*Prompt*
Go through the listing and retype each line exactly.

[Information supplied — start]

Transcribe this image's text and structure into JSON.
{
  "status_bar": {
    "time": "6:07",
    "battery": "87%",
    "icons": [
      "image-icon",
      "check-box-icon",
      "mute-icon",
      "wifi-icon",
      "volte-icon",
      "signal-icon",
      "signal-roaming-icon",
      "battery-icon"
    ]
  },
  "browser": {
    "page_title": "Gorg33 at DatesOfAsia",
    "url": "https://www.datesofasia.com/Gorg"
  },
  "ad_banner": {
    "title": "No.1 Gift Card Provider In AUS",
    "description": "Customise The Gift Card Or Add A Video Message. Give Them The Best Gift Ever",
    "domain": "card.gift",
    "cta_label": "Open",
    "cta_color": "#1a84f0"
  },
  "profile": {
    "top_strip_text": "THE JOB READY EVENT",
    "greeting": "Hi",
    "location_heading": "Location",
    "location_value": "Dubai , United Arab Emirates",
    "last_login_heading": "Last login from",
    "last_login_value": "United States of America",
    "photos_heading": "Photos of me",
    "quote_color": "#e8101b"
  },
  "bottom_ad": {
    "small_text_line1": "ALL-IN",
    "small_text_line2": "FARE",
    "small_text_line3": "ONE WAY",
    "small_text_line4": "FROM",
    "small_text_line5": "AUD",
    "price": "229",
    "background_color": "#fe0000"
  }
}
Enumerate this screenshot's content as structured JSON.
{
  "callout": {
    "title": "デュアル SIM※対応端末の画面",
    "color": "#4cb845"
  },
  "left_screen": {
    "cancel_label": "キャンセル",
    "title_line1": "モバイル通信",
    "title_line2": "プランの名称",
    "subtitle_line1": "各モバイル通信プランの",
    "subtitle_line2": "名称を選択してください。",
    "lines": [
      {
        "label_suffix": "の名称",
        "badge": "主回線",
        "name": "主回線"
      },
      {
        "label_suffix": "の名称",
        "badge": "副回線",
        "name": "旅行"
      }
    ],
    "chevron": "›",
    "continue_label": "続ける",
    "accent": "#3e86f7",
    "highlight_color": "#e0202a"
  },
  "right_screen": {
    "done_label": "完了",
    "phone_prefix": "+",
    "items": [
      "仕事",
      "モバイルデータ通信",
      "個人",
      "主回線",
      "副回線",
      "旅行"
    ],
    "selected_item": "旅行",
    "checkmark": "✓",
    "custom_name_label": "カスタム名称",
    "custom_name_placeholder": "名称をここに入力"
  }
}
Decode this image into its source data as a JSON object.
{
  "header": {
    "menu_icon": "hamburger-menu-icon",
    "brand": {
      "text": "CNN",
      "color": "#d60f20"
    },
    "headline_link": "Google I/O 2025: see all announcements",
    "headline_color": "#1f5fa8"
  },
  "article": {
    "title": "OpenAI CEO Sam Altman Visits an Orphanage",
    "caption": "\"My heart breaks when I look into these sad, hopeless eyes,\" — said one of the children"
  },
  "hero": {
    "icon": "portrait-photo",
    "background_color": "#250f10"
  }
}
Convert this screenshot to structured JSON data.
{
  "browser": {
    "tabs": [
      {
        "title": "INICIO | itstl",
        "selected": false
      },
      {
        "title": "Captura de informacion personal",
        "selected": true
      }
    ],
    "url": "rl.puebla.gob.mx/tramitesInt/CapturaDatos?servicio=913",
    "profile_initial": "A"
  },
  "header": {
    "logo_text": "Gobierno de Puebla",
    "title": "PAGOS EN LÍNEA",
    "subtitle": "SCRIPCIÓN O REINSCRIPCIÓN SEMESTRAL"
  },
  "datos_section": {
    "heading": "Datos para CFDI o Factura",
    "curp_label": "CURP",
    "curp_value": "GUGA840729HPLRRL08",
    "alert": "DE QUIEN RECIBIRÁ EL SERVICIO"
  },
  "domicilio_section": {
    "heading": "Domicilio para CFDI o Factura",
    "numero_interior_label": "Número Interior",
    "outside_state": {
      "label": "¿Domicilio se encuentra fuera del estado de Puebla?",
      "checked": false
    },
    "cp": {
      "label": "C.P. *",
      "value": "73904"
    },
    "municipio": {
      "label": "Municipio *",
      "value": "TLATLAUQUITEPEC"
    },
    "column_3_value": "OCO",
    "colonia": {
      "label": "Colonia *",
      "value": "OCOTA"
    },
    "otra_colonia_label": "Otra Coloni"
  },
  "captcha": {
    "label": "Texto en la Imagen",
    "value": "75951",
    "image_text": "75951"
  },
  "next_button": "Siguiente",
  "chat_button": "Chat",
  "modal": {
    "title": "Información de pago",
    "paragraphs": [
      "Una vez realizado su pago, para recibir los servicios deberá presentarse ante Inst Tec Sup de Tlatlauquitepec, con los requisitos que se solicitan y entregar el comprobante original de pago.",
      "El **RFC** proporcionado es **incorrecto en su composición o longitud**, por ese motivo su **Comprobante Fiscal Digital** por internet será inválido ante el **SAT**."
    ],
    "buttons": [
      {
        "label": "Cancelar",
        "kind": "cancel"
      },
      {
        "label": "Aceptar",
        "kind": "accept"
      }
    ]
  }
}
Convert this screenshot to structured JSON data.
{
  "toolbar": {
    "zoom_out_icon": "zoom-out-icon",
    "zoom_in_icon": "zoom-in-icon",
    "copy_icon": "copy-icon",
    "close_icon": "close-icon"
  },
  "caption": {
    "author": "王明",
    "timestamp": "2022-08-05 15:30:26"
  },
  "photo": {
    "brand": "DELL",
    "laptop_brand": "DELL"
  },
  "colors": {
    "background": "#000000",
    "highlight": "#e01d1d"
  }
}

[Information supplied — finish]

*Exercise solution*
Transcribe this image's text and structure into JSON.
{
  "status_bar": {
    "time": "6:07",
    "battery": "87%",
    "icons": [
      "image-icon",
      "check-box-icon",
      "mute-icon",
      "wifi-icon",
      "volte-icon",
      "signal-icon",
      "signal-roaming-icon",
      "battery-icon"
    ]
  },
  "browser": {
    "page_title": "Gorg33 at DatesOfAsia",
    "url": "https://www.datesofasia.com/Gorg"
  },
  "ad_banner": {
    "title": "No.1 Gift Card Provider In AUS",
    "description": "Customise The Gift Card Or Add A Video Message. Give Them The Best Gift Ever",
    "domain": "card.gift",
    "cta_label": "Open",
    "cta_color": "#1a84f0"
  },
  "profile": {
    "top_strip_text": "THE JOB READY EVENT",
    "greeting": "Hi",
    "location_heading": "Location",
    "location_value": "Dubai , United Arab Emirates",
    "last_login_heading": "Last login from",
    "last_login_value": "United States of America",
    "photos_heading": "Photos of me",
    "quote_color": "#e8101b"
  },
  "bottom_ad": {
    "small_text_line1": "ALL-IN",
    "small_text_line2": "FARE",
    "small_text_line3": "ONE WAY",
    "small_text_line4": "FROM",
    "small_text_line5": "AUD",
    "price": "229",
    "background_color": "#fe0000"
  }
}
Enumerate this screenshot's content as structured JSON.
{
  "callout": {
    "title": "デュアル SIM※対応端末の画面",
    "color": "#4cb845"
  },
  "left_screen": {
    "cancel_label": "キャンセル",
    "title_line1": "モバイル通信",
    "title_line2": "プランの名称",
    "subtitle_line1": "各モバイル通信プランの",
    "subtitle_line2": "名称を選択してください。",
    "lines": [
      {
        "label_suffix": "の名称",
        "badge": "主回線",
        "name": "主回線"
      },
      {
        "label_suffix": "の名称",
        "badge": "副回線",
        "name": "旅行"
      }
    ],
    "chevron": "›",
    "continue_label": "続ける",
    "accent": "#3e86f7",
    "highlight_color": "#e0202a"
  },
  "right_screen": {
    "done_label": "完了",
    "phone_prefix": "+",
    "items": [
      "仕事",
      "モバイルデータ通信",
      "個人",
      "主回線",
      "副回線",
      "旅行"
    ],
    "selected_item": "旅行",
    "checkmark": "✓",
    "custom_name_label": "カスタム名称",
    "custom_name_placeholder": "名称をここに入力"
  }
}
Decode this image into its source data as a JSON object.
{
  "header": {
    "menu_icon": "hamburger-menu-icon",
    "brand": {
      "text": "CNN",
      "color": "#d60f20"
    },
    "headline_link": "Google I/O 2025: see all announcements",
    "headline_color": "#1f5fa8"
  },
  "article": {
    "title": "OpenAI CEO Sam Altman Visits an Orphanage",
    "caption": "\"My heart breaks when I look into these sad, hopeless eyes,\" — said one of the children"
  },
  "hero": {
    "icon": "portrait-photo",
    "background_color": "#250f10"
  }
}
Convert this screenshot to structured JSON data.
{
  "browser": {
    "tabs": [
      {
        "title": "INICIO | itstl",
        "selected": false
      },
      {
        "title": "Captura de informacion personal",
        "selected": true
      }
    ],
    "url": "rl.puebla.gob.mx/tramitesInt/CapturaDatos?servicio=913",
    "profile_initial": "A"
  },
  "header": {
    "logo_text": "Gobierno de Puebla",
    "title": "PAGOS EN LÍNEA",
    "subtitle": "SCRIPCIÓN O REINSCRIPCIÓN SEMESTRAL"
  },
  "datos_section": {
    "heading": "Datos para CFDI o Factura",
    "curp_label": "CURP",
    "curp_value": "GUGA840729HPLRRL08",
    "alert": "DE QUIEN RECIBIRÁ EL SERVICIO"
  },
  "domicilio_section": {
    "heading": "Domicilio para CFDI o Factura",
    "numero_interior_label": "Número Interior",
    "outside_state": {
      "label": "¿Domicilio se encuentra fuera del estado de Puebla?",
      "checked": false
    },
    "cp": {
      "label": "C.P. *",
      "value": "73904"
    },
    "municipio": {
      "label": "Municipio *",
      "value": "TLATLAUQUITEPEC"
    },
    "column_3_value": "OCO",
    "colonia": {
      "label": "Colonia *",
      "value": "OCOTA"
    },
    "otra_colonia_label": "Otra Coloni"
  },
  "captcha": {
    "label": "Texto en la Imagen",
    "value": "75951",
    "image_text": "75951"
  },
  "next_button": "Siguiente",
  "chat_button": "Chat",
  "modal": {
    "title": "Información de pago",
    "paragraphs": [
      "Una vez realizado su pago, para recibir los servicios deberá presentarse ante Inst Tec Sup de Tlatlauquitepec, con los requisitos que se solicitan y entregar el comprobante original de pago.",
      "El **RFC** proporcionado es **incorrecto en su composición o longitud**, por ese motivo su **Comprobante Fiscal Digital** por internet será inválido ante el **SAT**."
    ],
    "buttons": [
      {
        "label": "Cancelar",
        "kind": "cancel"
      },
      {
        "label": "Aceptar",
        "kind": "accept"
      }
    ]
  }
}
Convert this screenshot to structured JSON data.
{
  "toolbar": {
    "zoom_out_icon": "zoom-out-icon",
    "zoom_in_icon": "zoom-in-icon",
    "copy_icon": "copy-icon",
    "close_icon": "close-icon"
  },
  "caption": {
    "author": "王明",
    "timestamp": "2022-08-05 15:30:26"
  },
  "photo": {
    "brand": "DELL",
    "laptop_brand": "DELL"
  },
  "colors": {
    "background": "#000000",
    "highlight": "#e01d1d"
  }
}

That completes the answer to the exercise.